Particle accelerators and their detectors are the world’s most powerful microscopes. They enable us to inspect the constituents of matter at attometer scales, study matter under unusual conditions, and concentrate extraordinary amounts of energy into tiny volumes to create new forms of matter and initiate new phenomena. The progress of particle physics and of accelerator science and technology go hand in hand. Quigg will look to the past, present, and future, raising questions that we would like to answer about nature along the way.
About the Speaker
Fermilab Theorist Chris Quigg is internationally known for his studies of heavy quarks and cosmic neutrinos, and for his insights into electroweak symmetry breaking and supercollider physics. He has been Visiting Professor at École Normale Supérieure in Paris, Cornell University, and Princeton University; Erwin Schrödinger Professor at the University of Vienna; and Scholar-in-Residence at the Rockefeller Foundation's Bellagio Study and Conference Center in Italy.

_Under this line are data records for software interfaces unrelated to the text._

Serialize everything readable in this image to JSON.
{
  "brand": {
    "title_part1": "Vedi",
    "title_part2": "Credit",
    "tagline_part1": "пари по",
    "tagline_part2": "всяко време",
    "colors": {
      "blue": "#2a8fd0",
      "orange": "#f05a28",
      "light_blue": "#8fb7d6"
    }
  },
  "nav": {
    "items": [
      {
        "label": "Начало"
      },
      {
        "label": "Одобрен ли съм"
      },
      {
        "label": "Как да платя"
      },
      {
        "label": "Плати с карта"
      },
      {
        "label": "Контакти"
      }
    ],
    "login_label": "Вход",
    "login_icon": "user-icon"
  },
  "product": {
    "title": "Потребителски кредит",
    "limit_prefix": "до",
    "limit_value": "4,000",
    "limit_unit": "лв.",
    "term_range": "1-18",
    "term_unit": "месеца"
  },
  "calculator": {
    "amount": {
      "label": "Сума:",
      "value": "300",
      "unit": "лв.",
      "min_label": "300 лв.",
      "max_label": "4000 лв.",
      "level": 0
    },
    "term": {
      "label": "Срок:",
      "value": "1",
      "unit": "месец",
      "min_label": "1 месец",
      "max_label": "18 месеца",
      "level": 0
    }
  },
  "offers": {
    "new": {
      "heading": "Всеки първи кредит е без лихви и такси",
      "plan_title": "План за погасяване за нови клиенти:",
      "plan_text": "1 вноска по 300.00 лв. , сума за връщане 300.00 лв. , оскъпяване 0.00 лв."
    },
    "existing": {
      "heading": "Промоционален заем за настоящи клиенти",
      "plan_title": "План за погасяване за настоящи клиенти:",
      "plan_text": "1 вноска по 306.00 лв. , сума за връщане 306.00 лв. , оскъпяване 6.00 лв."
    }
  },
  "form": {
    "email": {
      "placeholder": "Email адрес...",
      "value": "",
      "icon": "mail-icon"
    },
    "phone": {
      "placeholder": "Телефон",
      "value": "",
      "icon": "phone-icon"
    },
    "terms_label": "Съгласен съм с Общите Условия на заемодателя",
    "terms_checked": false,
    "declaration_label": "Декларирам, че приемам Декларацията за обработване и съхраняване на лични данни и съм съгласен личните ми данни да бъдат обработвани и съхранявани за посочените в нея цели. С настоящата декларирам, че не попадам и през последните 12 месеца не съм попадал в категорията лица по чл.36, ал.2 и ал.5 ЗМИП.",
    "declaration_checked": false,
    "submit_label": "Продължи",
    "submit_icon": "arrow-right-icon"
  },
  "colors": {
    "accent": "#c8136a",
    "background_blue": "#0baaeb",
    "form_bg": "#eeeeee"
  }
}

Professor Quigg received his Bachelor of Science degree in 1966 from Yale University and his Ph.D. from the University of California at Berkeley in 1970. He is a Fellow of the American Association for the Advancement of Science and of the American Physical Society, was awarded an Alfred P. Sloan Research Fellowship, and received an Alexander von Humboldt Award to conduct research in Germany. He shares the 2011 J. J. Sakurai Prize of the American Physical Society for outstanding achievement in particle theory. The author of a celebrated textbook on particle physics, he edited the Annual Review of Nuclear and Particle Science from 1994 to 2004.
A member of the Fermi National Accelerator Laboratory staff since 1974, Chris Quigg was for ten years Head of the Laboratory's Theoretical Physics Department. He served as Deputy Director of the Superconducting Super Collider Central Design Group in Berkeley from 1987 to 1989.
Professor Quigg has lectured and written frequently for the general public on the aspirations and achievements of particle physics. He gave the first Carl Sagan Memorial Lecture in the series Cosmos Revisited at the Smithsonian Institution in Washington. He was featured in The Ultimate Particle, a road movie of particle physics broadcast on ARTE in France and Germany.